Start of Block

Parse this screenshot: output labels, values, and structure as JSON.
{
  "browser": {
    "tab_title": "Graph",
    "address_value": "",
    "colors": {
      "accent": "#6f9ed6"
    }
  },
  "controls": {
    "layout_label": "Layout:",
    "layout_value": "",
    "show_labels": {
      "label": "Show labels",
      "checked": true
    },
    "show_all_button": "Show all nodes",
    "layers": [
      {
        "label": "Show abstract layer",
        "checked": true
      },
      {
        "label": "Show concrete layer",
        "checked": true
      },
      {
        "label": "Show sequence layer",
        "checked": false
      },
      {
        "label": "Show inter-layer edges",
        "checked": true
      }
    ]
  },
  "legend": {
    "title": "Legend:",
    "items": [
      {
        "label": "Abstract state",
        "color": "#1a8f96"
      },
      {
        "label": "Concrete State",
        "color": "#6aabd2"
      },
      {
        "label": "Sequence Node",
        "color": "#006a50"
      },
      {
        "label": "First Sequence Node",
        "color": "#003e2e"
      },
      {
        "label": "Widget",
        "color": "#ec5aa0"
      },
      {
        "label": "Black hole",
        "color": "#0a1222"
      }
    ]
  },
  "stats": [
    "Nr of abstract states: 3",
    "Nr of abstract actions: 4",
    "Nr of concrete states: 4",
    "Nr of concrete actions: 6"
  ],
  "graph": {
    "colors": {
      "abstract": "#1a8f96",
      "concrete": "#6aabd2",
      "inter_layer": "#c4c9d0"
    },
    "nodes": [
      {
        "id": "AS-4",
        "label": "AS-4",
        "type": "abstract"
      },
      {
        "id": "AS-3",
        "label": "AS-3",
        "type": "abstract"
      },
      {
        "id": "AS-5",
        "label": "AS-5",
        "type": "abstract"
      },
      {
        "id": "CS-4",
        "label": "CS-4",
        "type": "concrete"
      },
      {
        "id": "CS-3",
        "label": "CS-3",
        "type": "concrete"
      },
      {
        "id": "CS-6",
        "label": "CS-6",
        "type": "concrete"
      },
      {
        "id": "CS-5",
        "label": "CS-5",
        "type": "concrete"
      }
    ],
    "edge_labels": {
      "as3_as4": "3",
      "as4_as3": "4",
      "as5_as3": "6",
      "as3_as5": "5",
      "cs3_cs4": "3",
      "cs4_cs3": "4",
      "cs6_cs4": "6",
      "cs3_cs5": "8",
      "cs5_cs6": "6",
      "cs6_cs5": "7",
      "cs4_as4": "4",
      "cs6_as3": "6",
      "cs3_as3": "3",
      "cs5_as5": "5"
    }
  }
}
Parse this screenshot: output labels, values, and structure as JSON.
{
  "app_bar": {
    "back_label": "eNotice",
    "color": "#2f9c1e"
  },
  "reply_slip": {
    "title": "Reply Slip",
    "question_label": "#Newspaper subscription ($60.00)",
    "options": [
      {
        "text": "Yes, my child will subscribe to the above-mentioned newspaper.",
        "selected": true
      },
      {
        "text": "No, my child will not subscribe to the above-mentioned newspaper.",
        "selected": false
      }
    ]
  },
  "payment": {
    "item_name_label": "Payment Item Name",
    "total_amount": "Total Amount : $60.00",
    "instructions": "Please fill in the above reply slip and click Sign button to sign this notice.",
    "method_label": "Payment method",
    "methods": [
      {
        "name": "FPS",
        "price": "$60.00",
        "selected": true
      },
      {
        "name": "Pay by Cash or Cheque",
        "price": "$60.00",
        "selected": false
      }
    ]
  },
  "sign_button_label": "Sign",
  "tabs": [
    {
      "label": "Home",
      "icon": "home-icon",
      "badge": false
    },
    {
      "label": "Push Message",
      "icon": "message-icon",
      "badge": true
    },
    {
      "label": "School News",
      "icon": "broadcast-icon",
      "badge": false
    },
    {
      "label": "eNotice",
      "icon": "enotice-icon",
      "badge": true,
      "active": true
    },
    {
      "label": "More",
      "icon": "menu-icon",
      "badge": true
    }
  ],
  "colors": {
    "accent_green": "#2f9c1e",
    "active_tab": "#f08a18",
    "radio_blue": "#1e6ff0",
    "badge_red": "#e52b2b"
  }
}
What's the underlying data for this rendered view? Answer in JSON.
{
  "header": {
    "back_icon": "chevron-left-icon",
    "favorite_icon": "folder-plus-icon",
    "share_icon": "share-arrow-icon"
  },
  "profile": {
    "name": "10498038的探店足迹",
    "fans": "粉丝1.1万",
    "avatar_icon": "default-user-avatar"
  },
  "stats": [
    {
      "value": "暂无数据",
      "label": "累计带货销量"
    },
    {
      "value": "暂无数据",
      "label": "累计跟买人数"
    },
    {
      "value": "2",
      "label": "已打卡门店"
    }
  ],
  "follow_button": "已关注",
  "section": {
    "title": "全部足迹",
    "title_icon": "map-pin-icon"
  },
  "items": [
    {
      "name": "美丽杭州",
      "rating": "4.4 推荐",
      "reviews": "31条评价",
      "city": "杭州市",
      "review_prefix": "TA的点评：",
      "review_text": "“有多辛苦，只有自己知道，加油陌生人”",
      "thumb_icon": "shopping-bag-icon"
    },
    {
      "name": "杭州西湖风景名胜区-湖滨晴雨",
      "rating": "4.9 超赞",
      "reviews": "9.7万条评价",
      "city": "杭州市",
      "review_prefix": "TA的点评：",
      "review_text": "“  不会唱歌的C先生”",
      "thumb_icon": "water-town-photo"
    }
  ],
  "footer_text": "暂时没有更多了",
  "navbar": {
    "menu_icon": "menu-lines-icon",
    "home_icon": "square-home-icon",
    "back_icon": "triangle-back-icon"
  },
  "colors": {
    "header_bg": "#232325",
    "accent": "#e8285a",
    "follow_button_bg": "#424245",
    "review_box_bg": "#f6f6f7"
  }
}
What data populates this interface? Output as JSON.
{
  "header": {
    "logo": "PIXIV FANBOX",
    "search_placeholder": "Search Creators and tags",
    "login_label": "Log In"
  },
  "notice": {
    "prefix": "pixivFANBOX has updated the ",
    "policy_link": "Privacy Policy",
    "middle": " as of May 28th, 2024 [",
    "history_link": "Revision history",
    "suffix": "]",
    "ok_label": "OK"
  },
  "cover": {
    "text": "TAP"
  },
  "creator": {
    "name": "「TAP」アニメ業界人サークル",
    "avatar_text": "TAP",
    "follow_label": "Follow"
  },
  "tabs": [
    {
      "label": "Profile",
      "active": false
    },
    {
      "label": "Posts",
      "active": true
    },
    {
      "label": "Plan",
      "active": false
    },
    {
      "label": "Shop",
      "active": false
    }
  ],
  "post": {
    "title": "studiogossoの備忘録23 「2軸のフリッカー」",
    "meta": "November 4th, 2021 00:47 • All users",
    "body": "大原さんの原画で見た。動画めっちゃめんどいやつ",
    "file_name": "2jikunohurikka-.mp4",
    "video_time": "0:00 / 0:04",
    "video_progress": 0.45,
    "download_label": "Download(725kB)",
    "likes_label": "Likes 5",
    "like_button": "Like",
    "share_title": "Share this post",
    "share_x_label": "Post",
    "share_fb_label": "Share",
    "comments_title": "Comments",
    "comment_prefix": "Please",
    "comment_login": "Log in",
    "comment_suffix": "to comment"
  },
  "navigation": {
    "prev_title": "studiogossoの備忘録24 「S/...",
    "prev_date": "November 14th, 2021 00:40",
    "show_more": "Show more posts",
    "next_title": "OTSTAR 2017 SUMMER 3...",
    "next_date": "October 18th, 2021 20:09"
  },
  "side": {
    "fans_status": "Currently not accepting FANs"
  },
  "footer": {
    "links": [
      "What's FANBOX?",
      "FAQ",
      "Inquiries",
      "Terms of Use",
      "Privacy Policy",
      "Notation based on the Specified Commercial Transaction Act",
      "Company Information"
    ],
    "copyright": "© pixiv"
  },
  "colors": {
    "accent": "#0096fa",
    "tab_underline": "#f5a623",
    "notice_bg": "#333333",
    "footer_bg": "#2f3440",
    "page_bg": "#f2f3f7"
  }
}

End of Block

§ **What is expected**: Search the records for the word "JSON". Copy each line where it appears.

§ **Output for this exercise**:
Parse this screenshot: output labels, values, and structure as JSON.
Parse this screenshot: output labels, values, and structure as JSON.
What's the underlying data for this rendered view? Answer in JSON.
What data populates this interface? Output as JSON.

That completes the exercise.